» TASK ITEM:
Your task is to find every line in the records that holds the string "feedback" and copy it.

________________________________________

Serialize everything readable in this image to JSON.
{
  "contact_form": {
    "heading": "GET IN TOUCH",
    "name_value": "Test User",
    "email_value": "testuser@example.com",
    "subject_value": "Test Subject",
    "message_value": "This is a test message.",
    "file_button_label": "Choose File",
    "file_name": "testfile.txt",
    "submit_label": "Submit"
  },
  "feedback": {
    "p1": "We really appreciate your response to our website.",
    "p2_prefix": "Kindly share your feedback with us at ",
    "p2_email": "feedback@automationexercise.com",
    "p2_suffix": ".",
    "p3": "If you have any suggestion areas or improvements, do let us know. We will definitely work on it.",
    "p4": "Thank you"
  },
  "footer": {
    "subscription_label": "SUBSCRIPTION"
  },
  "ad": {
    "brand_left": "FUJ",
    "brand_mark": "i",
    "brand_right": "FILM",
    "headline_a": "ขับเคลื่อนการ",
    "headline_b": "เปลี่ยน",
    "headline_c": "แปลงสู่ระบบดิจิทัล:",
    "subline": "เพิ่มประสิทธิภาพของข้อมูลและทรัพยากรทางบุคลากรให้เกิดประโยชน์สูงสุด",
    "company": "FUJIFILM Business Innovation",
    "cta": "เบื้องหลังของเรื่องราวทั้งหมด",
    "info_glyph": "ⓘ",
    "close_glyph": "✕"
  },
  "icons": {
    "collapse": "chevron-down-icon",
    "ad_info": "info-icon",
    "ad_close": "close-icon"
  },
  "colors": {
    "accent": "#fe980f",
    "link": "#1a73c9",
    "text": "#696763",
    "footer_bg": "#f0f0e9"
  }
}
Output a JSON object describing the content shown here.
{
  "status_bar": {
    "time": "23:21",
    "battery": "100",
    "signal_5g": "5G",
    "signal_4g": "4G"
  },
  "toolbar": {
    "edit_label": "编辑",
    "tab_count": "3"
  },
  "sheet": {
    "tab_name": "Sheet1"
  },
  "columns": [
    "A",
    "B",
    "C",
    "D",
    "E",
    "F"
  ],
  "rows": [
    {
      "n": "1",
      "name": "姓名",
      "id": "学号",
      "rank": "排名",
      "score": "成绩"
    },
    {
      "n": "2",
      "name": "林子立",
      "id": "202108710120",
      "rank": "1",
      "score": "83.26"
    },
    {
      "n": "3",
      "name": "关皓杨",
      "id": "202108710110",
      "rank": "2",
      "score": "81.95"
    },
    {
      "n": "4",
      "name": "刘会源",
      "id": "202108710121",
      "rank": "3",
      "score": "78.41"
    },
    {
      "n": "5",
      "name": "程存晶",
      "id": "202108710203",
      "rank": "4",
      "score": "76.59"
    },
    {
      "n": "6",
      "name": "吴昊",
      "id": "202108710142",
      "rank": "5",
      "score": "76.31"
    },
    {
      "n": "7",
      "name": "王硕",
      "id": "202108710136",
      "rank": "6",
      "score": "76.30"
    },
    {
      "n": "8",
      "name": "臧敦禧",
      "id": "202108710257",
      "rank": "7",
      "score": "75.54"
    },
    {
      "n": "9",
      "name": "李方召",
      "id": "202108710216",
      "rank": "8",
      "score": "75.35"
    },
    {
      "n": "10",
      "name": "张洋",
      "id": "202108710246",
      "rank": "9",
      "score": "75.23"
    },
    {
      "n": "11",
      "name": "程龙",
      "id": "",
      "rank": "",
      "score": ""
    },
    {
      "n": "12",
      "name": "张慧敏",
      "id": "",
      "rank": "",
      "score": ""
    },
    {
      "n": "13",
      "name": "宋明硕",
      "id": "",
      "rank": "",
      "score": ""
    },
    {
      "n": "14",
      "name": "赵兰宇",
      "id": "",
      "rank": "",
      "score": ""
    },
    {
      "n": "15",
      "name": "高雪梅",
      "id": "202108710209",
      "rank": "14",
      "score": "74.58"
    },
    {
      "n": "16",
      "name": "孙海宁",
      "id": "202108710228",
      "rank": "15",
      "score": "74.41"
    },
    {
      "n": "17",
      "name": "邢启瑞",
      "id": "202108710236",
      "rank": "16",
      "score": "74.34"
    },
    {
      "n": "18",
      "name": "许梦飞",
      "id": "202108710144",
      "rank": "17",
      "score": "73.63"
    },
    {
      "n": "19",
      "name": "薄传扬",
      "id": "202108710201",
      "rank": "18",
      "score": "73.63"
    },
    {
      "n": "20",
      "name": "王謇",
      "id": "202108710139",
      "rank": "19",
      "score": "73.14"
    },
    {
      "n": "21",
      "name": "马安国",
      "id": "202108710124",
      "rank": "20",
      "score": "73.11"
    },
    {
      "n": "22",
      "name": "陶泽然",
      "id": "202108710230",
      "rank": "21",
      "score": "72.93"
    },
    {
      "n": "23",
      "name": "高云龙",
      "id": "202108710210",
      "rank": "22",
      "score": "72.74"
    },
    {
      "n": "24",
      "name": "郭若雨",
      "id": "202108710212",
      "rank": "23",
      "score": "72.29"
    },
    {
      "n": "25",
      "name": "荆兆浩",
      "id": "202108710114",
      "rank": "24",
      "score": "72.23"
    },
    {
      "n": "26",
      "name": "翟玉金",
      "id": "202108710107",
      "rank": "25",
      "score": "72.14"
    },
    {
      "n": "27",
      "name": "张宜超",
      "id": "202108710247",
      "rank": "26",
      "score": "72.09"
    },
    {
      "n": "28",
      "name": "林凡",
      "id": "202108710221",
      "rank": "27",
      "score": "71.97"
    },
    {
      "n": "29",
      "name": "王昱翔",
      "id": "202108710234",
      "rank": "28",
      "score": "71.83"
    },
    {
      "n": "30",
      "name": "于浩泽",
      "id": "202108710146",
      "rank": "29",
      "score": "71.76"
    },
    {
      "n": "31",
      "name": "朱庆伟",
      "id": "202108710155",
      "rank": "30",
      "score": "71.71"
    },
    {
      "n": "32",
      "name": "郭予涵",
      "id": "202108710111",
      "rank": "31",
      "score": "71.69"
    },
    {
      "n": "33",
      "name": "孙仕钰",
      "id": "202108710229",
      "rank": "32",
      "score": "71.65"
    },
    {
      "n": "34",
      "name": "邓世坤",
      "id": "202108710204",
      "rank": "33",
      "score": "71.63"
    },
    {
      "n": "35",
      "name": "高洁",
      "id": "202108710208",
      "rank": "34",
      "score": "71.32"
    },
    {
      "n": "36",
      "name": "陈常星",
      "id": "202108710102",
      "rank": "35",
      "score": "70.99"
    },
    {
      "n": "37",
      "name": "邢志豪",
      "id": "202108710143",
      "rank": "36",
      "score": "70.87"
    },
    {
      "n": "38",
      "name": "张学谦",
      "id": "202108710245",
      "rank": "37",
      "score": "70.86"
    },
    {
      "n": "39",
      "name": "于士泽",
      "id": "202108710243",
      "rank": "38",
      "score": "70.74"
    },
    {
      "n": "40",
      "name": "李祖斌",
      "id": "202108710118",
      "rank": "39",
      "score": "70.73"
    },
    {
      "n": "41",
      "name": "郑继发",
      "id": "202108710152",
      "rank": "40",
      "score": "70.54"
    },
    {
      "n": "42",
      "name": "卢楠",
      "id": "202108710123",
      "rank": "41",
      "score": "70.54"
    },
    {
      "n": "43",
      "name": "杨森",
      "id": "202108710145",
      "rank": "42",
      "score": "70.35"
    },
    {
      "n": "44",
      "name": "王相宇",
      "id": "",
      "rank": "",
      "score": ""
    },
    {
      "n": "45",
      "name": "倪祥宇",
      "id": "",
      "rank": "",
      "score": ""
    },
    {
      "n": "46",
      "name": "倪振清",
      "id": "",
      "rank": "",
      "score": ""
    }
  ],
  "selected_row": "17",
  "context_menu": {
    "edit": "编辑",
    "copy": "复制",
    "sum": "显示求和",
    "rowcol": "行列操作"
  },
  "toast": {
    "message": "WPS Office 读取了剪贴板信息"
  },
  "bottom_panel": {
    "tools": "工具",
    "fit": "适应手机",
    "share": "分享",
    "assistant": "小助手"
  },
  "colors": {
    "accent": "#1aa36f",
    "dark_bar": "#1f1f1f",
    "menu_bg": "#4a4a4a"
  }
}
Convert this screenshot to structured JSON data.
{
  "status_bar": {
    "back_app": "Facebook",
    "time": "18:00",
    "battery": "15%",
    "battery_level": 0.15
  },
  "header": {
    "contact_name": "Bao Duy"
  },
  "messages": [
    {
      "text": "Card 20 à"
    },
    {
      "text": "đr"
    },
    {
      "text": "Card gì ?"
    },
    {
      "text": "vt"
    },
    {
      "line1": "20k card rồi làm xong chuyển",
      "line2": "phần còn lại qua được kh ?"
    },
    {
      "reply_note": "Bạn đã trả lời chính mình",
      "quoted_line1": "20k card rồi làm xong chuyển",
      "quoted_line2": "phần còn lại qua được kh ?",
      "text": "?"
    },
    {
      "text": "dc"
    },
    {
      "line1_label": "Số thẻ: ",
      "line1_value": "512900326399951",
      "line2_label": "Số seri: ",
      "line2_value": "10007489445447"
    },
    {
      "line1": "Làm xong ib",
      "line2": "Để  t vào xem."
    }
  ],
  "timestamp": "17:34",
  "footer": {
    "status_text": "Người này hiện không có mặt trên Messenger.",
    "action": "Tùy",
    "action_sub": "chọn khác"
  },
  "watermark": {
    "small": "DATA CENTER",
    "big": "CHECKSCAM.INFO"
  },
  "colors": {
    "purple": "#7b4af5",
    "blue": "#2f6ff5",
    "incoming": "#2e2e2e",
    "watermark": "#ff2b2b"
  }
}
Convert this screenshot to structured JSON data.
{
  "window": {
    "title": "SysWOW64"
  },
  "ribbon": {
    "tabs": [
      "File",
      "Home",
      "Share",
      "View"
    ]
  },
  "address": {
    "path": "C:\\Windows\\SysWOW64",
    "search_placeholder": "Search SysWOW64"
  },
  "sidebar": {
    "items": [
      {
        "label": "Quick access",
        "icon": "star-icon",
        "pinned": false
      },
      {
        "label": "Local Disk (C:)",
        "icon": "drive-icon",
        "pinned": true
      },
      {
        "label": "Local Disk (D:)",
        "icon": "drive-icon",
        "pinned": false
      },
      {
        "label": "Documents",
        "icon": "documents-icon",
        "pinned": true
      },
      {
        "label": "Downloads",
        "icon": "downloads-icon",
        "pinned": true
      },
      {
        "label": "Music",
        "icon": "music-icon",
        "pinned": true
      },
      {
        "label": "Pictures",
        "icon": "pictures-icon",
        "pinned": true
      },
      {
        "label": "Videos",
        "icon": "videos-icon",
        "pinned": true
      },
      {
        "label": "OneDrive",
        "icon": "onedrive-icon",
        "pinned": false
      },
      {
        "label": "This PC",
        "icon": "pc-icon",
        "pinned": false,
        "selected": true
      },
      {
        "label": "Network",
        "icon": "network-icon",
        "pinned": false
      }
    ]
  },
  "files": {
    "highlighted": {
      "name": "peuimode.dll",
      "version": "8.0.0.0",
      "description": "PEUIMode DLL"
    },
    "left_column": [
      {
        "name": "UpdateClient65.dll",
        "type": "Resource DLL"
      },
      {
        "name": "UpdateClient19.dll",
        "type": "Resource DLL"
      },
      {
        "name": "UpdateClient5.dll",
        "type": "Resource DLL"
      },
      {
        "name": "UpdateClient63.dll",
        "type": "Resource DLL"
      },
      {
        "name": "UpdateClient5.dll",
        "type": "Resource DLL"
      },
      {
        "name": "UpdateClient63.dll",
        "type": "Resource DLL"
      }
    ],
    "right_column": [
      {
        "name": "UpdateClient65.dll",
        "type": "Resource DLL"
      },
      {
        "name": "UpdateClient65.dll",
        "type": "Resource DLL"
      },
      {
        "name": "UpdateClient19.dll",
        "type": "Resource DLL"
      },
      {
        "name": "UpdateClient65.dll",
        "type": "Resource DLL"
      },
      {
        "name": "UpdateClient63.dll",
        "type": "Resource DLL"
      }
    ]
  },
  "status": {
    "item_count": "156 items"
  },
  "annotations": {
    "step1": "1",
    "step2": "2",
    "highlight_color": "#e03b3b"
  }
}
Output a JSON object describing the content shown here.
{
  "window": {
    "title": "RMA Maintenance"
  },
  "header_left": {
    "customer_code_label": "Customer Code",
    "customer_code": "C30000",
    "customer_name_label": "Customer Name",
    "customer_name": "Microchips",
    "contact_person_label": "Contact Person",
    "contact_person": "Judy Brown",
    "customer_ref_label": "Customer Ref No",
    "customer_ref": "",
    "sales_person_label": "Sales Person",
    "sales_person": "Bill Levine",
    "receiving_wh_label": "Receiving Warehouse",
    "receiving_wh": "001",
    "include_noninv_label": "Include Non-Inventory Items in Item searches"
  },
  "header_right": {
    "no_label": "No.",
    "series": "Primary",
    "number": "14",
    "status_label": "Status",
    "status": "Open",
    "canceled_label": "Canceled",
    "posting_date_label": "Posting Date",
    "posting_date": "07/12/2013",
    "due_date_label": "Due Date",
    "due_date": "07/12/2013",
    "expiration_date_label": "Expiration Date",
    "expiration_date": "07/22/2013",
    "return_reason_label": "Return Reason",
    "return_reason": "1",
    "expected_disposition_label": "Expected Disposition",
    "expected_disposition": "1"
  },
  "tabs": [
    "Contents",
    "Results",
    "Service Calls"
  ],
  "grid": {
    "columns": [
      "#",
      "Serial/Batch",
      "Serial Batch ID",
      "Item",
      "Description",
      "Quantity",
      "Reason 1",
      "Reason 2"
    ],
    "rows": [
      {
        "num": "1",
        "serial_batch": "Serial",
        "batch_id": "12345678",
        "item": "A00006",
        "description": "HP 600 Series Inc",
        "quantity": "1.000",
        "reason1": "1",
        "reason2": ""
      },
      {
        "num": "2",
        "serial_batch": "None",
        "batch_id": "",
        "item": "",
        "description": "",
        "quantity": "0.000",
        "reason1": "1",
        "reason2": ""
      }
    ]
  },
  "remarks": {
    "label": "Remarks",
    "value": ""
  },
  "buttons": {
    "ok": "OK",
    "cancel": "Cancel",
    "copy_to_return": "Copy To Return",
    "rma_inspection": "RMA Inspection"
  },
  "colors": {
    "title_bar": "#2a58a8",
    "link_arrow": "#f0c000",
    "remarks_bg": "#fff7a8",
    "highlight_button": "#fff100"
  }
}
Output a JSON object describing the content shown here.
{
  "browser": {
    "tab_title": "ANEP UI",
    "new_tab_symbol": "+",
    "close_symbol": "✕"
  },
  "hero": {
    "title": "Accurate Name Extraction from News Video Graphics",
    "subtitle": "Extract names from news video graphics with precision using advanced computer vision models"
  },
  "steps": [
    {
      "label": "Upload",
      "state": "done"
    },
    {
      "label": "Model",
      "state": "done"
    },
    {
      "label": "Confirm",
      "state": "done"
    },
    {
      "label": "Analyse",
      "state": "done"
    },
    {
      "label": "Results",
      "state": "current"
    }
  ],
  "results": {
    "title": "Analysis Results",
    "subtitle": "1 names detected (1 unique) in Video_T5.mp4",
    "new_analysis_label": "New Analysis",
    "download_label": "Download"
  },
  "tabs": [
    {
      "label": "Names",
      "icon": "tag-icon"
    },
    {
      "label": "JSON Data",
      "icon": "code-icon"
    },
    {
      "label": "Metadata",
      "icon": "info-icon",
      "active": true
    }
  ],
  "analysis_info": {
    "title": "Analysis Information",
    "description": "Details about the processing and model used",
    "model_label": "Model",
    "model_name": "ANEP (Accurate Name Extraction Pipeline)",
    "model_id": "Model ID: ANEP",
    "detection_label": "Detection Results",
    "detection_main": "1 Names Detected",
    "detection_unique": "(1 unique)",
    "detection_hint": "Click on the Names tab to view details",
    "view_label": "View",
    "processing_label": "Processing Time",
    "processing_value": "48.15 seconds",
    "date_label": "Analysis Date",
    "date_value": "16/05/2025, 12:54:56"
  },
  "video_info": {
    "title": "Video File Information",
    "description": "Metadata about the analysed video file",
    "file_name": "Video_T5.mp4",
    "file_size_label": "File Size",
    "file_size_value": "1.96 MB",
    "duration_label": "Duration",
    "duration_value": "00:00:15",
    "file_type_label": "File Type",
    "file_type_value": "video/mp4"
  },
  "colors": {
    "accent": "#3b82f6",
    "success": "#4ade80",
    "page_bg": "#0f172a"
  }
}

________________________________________

» SOLVED EXERCISE:
  "feedback": {
    "p2_prefix": "Kindly share your feedback with us at ",
    "p2_email": "feedback@automationexercise.com",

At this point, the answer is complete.